:: Exercise ::
Restate all the data exactly, so that each line is the same as before.
Material shown Block Start
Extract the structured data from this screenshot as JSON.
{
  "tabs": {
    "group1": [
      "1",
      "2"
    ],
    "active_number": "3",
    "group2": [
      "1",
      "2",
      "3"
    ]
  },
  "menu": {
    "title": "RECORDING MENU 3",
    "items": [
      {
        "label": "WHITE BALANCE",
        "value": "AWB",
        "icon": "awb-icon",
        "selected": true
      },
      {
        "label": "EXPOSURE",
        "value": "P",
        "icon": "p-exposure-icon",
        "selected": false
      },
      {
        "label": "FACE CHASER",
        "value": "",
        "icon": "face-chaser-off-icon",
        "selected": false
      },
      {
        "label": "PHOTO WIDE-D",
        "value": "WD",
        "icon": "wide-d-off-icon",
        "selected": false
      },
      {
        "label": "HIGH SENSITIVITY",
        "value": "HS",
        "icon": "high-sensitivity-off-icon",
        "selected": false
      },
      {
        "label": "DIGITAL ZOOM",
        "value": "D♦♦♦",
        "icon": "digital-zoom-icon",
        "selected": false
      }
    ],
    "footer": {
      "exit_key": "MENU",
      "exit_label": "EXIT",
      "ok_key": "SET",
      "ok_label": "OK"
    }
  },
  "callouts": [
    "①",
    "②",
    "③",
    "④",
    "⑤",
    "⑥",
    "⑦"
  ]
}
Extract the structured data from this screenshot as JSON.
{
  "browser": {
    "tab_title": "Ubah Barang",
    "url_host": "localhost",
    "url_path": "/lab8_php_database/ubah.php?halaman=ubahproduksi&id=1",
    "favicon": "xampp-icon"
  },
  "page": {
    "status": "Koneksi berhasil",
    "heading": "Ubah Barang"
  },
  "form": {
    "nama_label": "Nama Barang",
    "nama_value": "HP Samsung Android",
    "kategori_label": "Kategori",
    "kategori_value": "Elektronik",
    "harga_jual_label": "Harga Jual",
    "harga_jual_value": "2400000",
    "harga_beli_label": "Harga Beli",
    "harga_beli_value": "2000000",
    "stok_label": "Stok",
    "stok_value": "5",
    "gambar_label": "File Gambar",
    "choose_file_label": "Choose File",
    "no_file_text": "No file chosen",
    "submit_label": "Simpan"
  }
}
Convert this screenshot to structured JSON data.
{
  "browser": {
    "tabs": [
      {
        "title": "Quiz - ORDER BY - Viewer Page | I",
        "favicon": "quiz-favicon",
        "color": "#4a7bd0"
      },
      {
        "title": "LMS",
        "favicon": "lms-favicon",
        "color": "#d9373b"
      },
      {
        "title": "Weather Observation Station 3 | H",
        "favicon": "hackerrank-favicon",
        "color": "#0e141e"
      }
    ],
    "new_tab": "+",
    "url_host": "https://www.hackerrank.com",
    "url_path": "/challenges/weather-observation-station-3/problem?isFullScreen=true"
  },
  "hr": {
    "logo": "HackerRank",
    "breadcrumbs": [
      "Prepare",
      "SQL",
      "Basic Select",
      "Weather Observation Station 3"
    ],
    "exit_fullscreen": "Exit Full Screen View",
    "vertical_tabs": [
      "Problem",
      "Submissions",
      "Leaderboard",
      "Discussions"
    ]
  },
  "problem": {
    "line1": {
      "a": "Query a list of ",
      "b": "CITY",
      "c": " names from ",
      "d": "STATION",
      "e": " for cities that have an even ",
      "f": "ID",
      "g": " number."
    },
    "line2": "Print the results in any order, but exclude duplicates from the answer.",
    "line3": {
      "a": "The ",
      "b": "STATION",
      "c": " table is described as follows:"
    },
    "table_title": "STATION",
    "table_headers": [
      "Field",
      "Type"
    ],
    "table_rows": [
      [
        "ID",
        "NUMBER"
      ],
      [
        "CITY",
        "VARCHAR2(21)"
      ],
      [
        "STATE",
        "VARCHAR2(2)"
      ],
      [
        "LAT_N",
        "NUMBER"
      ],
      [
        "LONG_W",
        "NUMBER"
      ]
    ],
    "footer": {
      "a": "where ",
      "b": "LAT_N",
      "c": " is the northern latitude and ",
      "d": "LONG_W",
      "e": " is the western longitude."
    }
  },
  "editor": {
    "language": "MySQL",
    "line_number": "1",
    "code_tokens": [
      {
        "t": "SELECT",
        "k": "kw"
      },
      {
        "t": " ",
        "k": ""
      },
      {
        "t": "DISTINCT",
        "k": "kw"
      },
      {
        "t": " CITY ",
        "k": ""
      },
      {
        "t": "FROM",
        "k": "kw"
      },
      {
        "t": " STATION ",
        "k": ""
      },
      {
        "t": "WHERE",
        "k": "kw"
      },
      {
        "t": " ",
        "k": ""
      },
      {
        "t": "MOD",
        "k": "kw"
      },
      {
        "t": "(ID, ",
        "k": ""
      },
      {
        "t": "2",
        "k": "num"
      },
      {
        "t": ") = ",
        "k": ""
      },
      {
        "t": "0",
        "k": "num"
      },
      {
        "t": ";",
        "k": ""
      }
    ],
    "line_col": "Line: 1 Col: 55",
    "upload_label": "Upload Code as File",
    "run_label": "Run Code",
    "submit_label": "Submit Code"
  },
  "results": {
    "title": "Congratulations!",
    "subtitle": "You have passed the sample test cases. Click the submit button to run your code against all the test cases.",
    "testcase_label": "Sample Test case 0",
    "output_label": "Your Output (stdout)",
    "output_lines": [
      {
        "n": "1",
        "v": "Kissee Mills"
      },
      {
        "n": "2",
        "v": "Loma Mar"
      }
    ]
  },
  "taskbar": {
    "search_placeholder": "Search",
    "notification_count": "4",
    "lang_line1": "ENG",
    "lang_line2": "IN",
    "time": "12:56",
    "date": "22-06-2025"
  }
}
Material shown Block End
:: Exercise output ::
Extract the structured data from this screenshot as JSON.
{
  "tabs": {
    "group1": [
      "1",
      "2"
    ],
    "active_number": "3",
    "group2": [
      "1",
      "2",
      "3"
    ]
  },
  "menu": {
    "title": "RECORDING MENU 3",
    "items": [
      {
        "label": "WHITE BALANCE",
        "value": "AWB",
        "icon": "awb-icon",
        "selected": true
      },
      {
        "label": "EXPOSURE",
        "value": "P",
        "icon": "p-exposure-icon",
        "selected": false
      },
      {
        "label": "FACE CHASER",
        "value": "",
        "icon": "face-chaser-off-icon",
        "selected": false
      },
      {
        "label": "PHOTO WIDE-D",
        "value": "WD",
        "icon": "wide-d-off-icon",
        "selected": false
      },
      {
        "label": "HIGH SENSITIVITY",
        "value": "HS",
        "icon": "high-sensitivity-off-icon",
        "selected": false
      },
      {
        "label": "DIGITAL ZOOM",
        "value": "D♦♦♦",
        "icon": "digital-zoom-icon",
        "selected": false
      }
    ],
    "footer": {
      "exit_key": "MENU",
      "exit_label": "EXIT",
      "ok_key": "SET",
      "ok_label": "OK"
    }
  },
  "callouts": [
    "①",
    "②",
    "③",
    "④",
    "⑤",
    "⑥",
    "⑦"
  ]
}
Extract the structured data from this screenshot as JSON.
{
  "browser": {
    "tab_title": "Ubah Barang",
    "url_host": "localhost",
    "url_path": "/lab8_php_database/ubah.php?halaman=ubahproduksi&id=1",
    "favicon": "xampp-icon"
  },
  "page": {
    "status": "Koneksi berhasil",
    "heading": "Ubah Barang"
  },
  "form": {
    "nama_label": "Nama Barang",
    "nama_value": "HP Samsung Android",
    "kategori_label": "Kategori",
    "kategori_value": "Elektronik",
    "harga_jual_label": "Harga Jual",
    "harga_jual_value": "2400000",
    "harga_beli_label": "Harga Beli",
    "harga_beli_value": "2000000",
    "stok_label": "Stok",
    "stok_value": "5",
    "gambar_label": "File Gambar",
    "choose_file_label": "Choose File",
    "no_file_text": "No file chosen",
    "submit_label": "Simpan"
  }
}
Convert this screenshot to structured JSON data.
{
  "browser": {
    "tabs": [
      {
        "title": "Quiz - ORDER BY - Viewer Page | I",
        "favicon": "quiz-favicon",
        "color": "#4a7bd0"
      },
      {
        "title": "LMS",
        "favicon": "lms-favicon",
        "color": "#d9373b"
      },
      {
        "title": "Weather Observation Station 3 | H",
        "favicon": "hackerrank-favicon",
        "color": "#0e141e"
      }
    ],
    "new_tab": "+",
    "url_host": "https://www.hackerrank.com",
    "url_path": "/challenges/weather-observation-station-3/problem?isFullScreen=true"
  },
  "hr": {
    "logo": "HackerRank",
    "breadcrumbs": [
      "Prepare",
      "SQL",
      "Basic Select",
      "Weather Observation Station 3"
    ],
    "exit_fullscreen": "Exit Full Screen View",
    "vertical_tabs": [
      "Problem",
      "Submissions",
      "Leaderboard",
      "Discussions"
    ]
  },
  "problem": {
    "line1": {
      "a": "Query a list of ",
      "b": "CITY",
      "c": " names from ",
      "d": "STATION",
      "e": " for cities that have an even ",
      "f": "ID",
      "g": " number."
    },
    "line2": "Print the results in any order, but exclude duplicates from the answer.",
    "line3": {
      "a": "The ",
      "b": "STATION",
      "c": " table is described as follows:"
    },
    "table_title": "STATION",
    "table_headers": [
      "Field",
      "Type"
    ],
    "table_rows": [
      [
        "ID",
        "NUMBER"
      ],
      [
        "CITY",
        "VARCHAR2(21)"
      ],
      [
        "STATE",
        "VARCHAR2(2)"
      ],
      [
        "LAT_N",
        "NUMBER"
      ],
      [
        "LONG_W",
        "NUMBER"
      ]
    ],
    "footer": {
      "a": "where ",
      "b": "LAT_N",
      "c": " is the northern latitude and ",
      "d": "LONG_W",
      "e": " is the western longitude."
    }
  },
  "editor": {
    "language": "MySQL",
    "line_number": "1",
    "code_tokens": [
      {
        "t": "SELECT",
        "k": "kw"
      },
      {
        "t": " ",
        "k": ""
      },
      {
        "t": "DISTINCT",
        "k": "kw"
      },
      {
        "t": " CITY ",
        "k": ""
      },
      {
        "t": "FROM",
        "k": "kw"
      },
      {
        "t": " STATION ",
        "k": ""
      },
      {
        "t": "WHERE",
        "k": "kw"
      },
      {
        "t": " ",
        "k": ""
      },
      {
        "t": "MOD",
        "k": "kw"
      },
      {
        "t": "(ID, ",
        "k": ""
      },
      {
        "t": "2",
        "k": "num"
      },
      {
        "t": ") = ",
        "k": ""
      },
      {
        "t": "0",
        "k": "num"
      },
      {
        "t": ";",
        "k": ""
      }
    ],
    "line_col": "Line: 1 Col: 55",
    "upload_label": "Upload Code as File",
    "run_label": "Run Code",
    "submit_label": "Submit Code"
  },
  "results": {
    "title": "Congratulations!",
    "subtitle": "You have passed the sample test cases. Click the submit button to run your code against all the test cases.",
    "testcase_label": "Sample Test case 0",
    "output_label": "Your Output (stdout)",
    "output_lines": [
      {
        "n": "1",
        "v": "Kissee Mills"
      },
      {
        "n": "2",
        "v": "Loma Mar"
      }
    ]
  },
  "taskbar": {
    "search_placeholder": "Search",
    "notification_count": "4",
    "lang_line1": "ENG",
    "lang_line2": "IN",
    "time": "12:56",
    "date": "22-06-2025"
  }
}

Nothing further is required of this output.